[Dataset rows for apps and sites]
▶

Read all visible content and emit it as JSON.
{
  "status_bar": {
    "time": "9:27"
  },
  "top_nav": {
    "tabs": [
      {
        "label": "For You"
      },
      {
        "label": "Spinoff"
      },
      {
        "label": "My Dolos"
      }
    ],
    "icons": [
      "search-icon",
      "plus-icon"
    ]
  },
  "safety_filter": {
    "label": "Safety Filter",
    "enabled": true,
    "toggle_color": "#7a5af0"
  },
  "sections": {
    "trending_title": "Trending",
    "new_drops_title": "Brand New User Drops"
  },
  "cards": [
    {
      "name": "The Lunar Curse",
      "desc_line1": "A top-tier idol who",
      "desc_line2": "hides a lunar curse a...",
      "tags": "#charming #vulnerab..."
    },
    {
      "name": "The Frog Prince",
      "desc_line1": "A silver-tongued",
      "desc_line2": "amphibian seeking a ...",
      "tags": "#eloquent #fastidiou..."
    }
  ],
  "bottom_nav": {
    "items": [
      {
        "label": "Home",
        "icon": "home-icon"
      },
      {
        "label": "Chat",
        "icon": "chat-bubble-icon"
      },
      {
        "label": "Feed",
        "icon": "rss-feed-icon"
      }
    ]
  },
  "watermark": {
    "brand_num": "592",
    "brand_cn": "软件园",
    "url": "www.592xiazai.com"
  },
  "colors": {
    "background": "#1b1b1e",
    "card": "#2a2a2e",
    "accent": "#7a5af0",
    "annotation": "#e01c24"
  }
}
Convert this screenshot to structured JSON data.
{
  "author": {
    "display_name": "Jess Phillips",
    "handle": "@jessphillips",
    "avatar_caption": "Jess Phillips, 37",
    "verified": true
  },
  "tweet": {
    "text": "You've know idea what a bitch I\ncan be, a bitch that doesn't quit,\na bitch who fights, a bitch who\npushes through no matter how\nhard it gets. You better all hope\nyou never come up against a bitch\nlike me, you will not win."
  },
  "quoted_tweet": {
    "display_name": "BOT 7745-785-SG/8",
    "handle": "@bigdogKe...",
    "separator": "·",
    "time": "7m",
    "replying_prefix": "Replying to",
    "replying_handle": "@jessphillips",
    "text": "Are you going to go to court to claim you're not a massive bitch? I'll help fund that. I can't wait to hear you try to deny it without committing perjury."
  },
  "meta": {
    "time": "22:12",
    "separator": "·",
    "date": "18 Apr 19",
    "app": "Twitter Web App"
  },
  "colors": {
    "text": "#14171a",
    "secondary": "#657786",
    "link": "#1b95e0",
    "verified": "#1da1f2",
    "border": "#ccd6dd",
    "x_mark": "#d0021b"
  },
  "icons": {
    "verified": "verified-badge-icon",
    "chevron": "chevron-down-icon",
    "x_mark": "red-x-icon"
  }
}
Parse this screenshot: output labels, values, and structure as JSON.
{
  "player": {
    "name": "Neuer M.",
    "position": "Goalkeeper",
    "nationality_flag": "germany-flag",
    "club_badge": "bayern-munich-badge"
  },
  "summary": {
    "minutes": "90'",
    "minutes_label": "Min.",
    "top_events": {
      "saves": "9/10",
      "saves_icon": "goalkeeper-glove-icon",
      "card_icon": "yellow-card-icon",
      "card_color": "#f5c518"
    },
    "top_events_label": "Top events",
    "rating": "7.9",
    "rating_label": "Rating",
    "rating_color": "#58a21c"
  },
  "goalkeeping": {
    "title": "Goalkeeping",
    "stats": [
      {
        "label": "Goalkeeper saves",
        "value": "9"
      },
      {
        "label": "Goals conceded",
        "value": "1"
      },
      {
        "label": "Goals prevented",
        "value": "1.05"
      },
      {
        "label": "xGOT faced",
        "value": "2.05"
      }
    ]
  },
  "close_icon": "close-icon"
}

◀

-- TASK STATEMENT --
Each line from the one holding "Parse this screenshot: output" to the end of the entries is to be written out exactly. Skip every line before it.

-- ANSWER BOX --
Parse this screenshot: output labels, values, and structure as JSON.
{
  "player": {
    "name": "Neuer M.",
    "position": "Goalkeeper",
    "nationality_flag": "germany-flag",
    "club_badge": "bayern-munich-badge"
  },
  "summary": {
    "minutes": "90'",
    "minutes_label": "Min.",
    "top_events": {
      "saves": "9/10",
      "saves_icon": "goalkeeper-glove-icon",
      "card_icon": "yellow-card-icon",
      "card_color": "#f5c518"
    },
    "top_events_label": "Top events",
    "rating": "7.9",
    "rating_label": "Rating",
    "rating_color": "#58a21c"
  },
  "goalkeeping": {
    "title": "Goalkeeping",
    "stats": [
      {
        "label": "Goalkeeper saves",
        "value": "9"
      },
      {
        "label": "Goals conceded",
        "value": "1"
      },
      {
        "label": "Goals prevented",
        "value": "1.05"
      },
      {
        "label": "xGOT faced",
        "value": "2.05"
      }
    ]
  },
  "close_icon": "close-icon"
}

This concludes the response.